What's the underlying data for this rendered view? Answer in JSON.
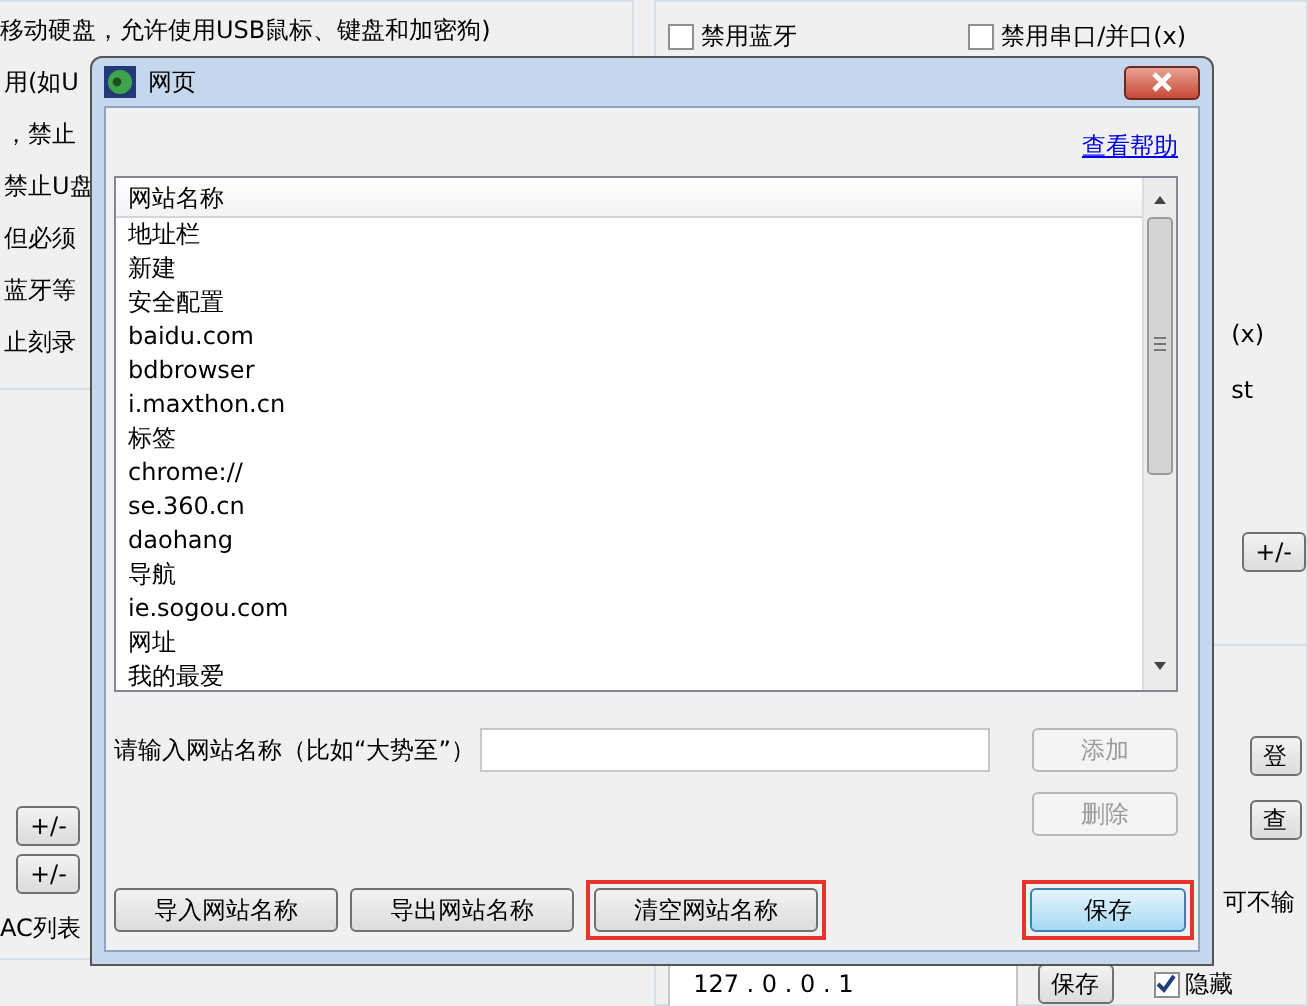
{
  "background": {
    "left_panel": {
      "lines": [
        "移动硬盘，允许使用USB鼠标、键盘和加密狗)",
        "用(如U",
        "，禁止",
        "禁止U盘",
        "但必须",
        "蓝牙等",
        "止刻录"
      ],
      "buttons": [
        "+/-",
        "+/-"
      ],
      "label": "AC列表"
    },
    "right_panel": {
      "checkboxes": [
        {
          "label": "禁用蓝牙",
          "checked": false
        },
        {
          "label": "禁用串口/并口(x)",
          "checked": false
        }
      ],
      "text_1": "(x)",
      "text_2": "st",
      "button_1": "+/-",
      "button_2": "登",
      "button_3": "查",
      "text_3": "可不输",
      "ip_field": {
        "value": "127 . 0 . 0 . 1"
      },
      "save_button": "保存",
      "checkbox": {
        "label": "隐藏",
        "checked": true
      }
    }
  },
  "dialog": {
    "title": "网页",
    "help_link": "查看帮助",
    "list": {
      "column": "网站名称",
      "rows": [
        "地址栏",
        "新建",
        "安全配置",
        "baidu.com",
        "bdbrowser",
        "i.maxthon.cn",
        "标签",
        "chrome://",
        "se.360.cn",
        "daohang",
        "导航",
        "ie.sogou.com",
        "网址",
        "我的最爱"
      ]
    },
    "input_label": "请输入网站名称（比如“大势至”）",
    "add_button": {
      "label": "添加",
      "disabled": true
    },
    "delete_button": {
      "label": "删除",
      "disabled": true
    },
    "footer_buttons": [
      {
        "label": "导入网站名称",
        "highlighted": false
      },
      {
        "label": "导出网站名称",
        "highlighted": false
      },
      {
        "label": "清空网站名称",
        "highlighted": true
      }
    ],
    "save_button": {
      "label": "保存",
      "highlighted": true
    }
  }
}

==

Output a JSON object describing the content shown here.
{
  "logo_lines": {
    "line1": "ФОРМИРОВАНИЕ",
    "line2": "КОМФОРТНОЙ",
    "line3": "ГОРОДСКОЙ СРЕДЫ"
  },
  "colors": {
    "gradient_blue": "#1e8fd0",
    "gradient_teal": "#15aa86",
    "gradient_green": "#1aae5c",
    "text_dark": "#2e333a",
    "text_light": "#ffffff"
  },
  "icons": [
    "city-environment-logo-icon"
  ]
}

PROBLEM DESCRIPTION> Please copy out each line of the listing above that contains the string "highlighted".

WRITTEN RESPONSE>
        "highlighted": false
        "highlighted": false
        "highlighted": true
      "highlighted": true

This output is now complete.